The first thing you do when you evaluate a business is taking a peek at their website. And the first thing you notice about the website is its appearance — the layout, the colors, the font, the graphics, and other features. Web design matters. A hastily put-together site with rudimentary aesthetics will probably send you off to a competitor, while an attractive, well-laid-out site with user-friendly features will draw you in and encourage you to use the services.
1. Web designer
2. Web developer
While web design deals exclusively with the frontend of a site, web developers may work on the frontend, backend, or both. Either way, a web developer’s job is to essentially build the site. However, even when a web developer works exclusively on the backend of a website, they must understand web design to consider how the functional aspects will interact with the site’s appearance.
3. UX designer
User experience (UX) designers focus on delivering meaningful experiences to consumers. This involves a good deal of market research and mapping out of key functions, branding, and, yes, design. In order to create an experience that’s pleasurable for the user, a UX designer must focus on elements such as visual appeal, functionality, accessibility, and usability. You may want to check out some of the courses on UX Academy.
4. Graphic designer

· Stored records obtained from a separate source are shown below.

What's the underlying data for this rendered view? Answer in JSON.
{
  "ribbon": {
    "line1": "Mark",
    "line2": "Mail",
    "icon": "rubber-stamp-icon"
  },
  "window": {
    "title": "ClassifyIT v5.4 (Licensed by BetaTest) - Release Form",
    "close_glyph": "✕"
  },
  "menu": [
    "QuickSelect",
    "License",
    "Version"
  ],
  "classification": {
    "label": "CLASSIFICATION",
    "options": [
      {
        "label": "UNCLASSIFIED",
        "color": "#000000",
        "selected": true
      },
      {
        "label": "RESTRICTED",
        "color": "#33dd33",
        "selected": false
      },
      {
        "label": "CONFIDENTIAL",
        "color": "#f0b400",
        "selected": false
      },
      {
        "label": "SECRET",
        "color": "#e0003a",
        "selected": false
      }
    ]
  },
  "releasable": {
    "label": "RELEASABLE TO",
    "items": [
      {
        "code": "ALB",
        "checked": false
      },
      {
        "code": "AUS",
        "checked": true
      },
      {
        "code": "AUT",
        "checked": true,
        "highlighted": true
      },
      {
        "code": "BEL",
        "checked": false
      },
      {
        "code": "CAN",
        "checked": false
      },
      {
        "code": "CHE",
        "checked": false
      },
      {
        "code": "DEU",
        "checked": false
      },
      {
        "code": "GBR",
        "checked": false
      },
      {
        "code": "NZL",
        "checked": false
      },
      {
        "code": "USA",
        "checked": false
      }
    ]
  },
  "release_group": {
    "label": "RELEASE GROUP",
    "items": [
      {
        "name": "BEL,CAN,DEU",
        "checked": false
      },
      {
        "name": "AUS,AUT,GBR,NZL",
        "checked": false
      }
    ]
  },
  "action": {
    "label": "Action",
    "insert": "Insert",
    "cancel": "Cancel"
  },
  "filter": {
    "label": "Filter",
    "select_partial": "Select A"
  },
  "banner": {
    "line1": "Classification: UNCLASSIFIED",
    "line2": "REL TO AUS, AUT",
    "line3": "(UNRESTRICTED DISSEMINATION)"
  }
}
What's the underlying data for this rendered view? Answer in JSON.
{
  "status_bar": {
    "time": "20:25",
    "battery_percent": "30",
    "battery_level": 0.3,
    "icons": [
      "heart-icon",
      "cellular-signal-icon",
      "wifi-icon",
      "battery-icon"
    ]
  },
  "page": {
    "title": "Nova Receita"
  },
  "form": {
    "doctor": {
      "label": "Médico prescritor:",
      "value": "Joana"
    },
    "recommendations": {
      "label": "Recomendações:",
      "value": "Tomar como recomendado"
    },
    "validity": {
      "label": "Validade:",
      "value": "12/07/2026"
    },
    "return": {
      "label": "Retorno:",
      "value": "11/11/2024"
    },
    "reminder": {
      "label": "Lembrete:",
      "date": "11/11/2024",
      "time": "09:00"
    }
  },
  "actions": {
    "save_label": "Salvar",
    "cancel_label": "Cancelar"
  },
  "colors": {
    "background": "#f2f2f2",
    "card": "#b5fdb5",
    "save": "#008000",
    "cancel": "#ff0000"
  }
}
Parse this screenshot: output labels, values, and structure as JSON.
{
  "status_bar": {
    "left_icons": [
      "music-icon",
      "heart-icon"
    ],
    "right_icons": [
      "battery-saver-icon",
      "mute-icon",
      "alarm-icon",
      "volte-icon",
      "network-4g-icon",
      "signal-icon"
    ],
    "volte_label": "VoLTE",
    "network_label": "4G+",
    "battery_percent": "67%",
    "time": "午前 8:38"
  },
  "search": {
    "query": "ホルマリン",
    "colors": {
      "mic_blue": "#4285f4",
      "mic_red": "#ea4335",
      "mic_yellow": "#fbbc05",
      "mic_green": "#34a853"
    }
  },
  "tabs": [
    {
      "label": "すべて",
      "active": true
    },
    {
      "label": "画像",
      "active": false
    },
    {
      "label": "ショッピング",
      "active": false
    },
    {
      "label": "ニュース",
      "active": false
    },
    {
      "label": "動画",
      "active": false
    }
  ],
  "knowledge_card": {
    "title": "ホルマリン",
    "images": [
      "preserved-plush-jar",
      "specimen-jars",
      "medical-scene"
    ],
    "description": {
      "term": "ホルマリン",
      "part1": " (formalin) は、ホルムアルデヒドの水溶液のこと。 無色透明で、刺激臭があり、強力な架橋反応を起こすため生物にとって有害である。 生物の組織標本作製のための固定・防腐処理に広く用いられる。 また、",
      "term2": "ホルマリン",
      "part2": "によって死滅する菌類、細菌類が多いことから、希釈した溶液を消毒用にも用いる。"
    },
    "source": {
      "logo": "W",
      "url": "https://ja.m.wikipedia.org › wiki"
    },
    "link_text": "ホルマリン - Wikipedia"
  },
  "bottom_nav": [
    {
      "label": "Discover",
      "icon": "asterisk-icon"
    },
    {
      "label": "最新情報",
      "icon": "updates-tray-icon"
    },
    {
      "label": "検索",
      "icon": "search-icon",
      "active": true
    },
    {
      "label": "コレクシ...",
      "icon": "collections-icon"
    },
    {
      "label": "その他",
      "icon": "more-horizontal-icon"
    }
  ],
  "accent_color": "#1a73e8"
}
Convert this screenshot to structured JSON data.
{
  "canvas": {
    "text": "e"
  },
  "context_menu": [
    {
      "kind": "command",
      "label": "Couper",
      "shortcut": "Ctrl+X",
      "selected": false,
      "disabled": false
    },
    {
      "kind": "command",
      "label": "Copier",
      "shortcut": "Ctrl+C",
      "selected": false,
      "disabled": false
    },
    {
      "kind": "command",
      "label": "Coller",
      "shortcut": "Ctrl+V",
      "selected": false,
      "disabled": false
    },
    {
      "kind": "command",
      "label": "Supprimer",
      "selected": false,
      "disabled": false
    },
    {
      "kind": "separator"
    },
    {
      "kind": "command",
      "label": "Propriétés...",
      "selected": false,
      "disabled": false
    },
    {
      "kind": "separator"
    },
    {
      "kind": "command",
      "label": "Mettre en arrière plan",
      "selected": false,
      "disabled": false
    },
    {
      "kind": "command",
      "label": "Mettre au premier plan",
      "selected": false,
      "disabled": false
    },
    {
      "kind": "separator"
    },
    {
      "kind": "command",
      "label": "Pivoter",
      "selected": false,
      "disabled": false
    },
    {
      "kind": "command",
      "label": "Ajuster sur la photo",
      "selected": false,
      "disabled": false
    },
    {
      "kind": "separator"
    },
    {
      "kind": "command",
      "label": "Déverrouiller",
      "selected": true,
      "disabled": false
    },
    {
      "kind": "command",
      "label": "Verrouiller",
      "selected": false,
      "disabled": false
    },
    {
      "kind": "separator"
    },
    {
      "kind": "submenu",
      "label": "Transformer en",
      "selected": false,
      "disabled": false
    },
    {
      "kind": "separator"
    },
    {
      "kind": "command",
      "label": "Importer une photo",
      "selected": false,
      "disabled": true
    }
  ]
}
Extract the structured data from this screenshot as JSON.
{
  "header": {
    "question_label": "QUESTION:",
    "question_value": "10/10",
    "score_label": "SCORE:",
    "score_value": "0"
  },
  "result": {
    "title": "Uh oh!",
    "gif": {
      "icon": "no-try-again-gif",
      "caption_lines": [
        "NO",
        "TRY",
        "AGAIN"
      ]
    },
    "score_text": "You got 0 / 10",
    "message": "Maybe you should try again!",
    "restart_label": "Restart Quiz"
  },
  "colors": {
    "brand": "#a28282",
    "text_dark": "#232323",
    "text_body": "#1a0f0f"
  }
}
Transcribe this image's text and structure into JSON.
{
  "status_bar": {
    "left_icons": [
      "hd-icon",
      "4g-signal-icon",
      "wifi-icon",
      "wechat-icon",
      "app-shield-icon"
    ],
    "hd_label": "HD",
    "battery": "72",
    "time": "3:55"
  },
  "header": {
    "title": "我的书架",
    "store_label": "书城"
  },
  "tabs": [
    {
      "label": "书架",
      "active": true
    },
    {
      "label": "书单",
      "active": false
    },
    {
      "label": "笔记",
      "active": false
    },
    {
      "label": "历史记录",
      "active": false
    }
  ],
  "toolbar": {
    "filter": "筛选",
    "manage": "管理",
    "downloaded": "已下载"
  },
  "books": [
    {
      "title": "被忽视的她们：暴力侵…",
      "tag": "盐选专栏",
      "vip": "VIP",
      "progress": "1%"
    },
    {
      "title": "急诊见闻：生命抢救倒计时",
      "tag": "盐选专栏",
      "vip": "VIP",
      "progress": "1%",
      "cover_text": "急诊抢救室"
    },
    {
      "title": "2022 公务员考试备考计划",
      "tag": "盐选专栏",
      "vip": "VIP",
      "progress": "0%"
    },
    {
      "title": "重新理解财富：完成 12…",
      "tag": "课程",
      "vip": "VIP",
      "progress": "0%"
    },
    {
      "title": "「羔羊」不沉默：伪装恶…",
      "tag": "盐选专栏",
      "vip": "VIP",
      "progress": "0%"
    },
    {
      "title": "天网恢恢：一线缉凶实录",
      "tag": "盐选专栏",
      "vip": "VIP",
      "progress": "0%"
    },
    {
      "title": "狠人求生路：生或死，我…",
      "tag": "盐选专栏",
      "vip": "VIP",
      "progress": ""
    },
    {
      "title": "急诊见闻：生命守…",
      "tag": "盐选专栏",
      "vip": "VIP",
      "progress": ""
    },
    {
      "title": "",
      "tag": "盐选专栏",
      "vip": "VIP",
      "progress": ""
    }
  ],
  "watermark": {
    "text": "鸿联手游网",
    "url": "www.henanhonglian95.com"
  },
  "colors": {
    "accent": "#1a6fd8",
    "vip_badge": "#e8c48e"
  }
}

While graphic designers create a range of materials — logos, presentations, print and digital ads, posters, packaging, brochures, reports, and virtually anything that requires art and design — web design is often part of the work. Having web design skills and basic knowledge of frontend programming languages can boost a graphic designer’s earning potential and skill set.
5. SEO specialist
An SEO specialist is concerned with search engine optimization — boosting search engine rankings or making websites appear higher in search results to increase traffic. Much of this involves editing the copy on websites, but it also entails considering the overall design. Moreover, SEO specialists must consider how the copy fits into the site’s layout, and knowledge of web design will give them a keener ability to assess this.
6. Game developer
7. Content writer or manager
As a content writer or manager, you’ll create articles and copy, solicit additional content, update and edit existing materials, and more for your company’s website. Understanding layout is critical here, so your knowledge of web design will come in handy. This is especially true if you’re a content manager because you’ll constantly use your business’s content management system (CMS) to add and update materials, which requires a fair amount of technical knowledge.
These are just a few of the many roles that involve at least a basic knowledge of web design. Even if it’s not directly relevant to your job, learning frontend programming languages and programs like Adobe Photoshop, Illustrator, and Dreamweaver will strengthen your skillset and make you a more marketable professional.
For example, if you’re a small business owner, you’ll be able to better direct your web developer as they build your website and understand what’s feasible. A marketing manager will be able to work on multiple aspects of a campaign, including the visuals involved. You can also apply this to your personal life, sprucing up your social media profiles or creating a blog. There are infinite possibilities for utilizing this creativity-boosting skill.
Interesting related article: “What is SEO?“